The stipulations of the parties, already quoted, do not seem to have reference to any question of pleading. This matter was pleaded definitely by one of the tenants and not by the other. The ruling of the presiding judge on this point was made without reference to the pleadings, and neither party has considered the pleadings in argument. We are therefore of opinion that the ruling "that the writ did not abate by the surrender of possession by the tenants on March 21, 1908, and the entry of the demandant" was erroneous, and that the exception on this point must be sustained. Under the second of the stipulations quoted above, this court having held as matter of law that the demandant's writ has abated and the suit of the demandant terminated, judgment should be entered for the tenant.

Exceptions sustained; judgment for the tenant.

The case was submitted on briefs.

A. A. Wyman, for the tenant David C. Cutler.

H. Parker & R. Walcott, for the demandant.


[Note p391-1] The date of the writ was October 17, 1905.

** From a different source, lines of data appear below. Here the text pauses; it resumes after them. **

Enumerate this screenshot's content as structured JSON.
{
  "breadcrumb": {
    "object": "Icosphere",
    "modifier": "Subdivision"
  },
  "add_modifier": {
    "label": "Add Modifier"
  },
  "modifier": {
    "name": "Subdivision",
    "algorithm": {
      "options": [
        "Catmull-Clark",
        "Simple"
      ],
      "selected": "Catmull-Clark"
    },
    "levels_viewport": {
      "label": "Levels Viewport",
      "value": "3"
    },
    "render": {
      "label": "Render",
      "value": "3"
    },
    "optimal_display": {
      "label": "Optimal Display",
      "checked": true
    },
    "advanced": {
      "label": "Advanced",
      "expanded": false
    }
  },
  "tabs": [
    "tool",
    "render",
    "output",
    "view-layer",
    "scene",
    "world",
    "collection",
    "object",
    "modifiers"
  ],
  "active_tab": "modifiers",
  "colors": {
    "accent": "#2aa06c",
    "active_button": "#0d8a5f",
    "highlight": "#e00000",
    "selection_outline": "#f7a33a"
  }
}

[Note p391-2] The case was heard in the Superior Court by Schofield, J., on the question raised by the stipulations above quoted. He ruled "that the writ did not abate by the surrender of possession by the tenants on March 21, 1908, and the entry of the demandant. The estate of the demandant continued and he had a right to prosecute the action to judgment on the question of costs and of damages, and possibly also on his right to possession even if not entitled to execution for possession." The tenant David C. Cutler alone alleged exceptions.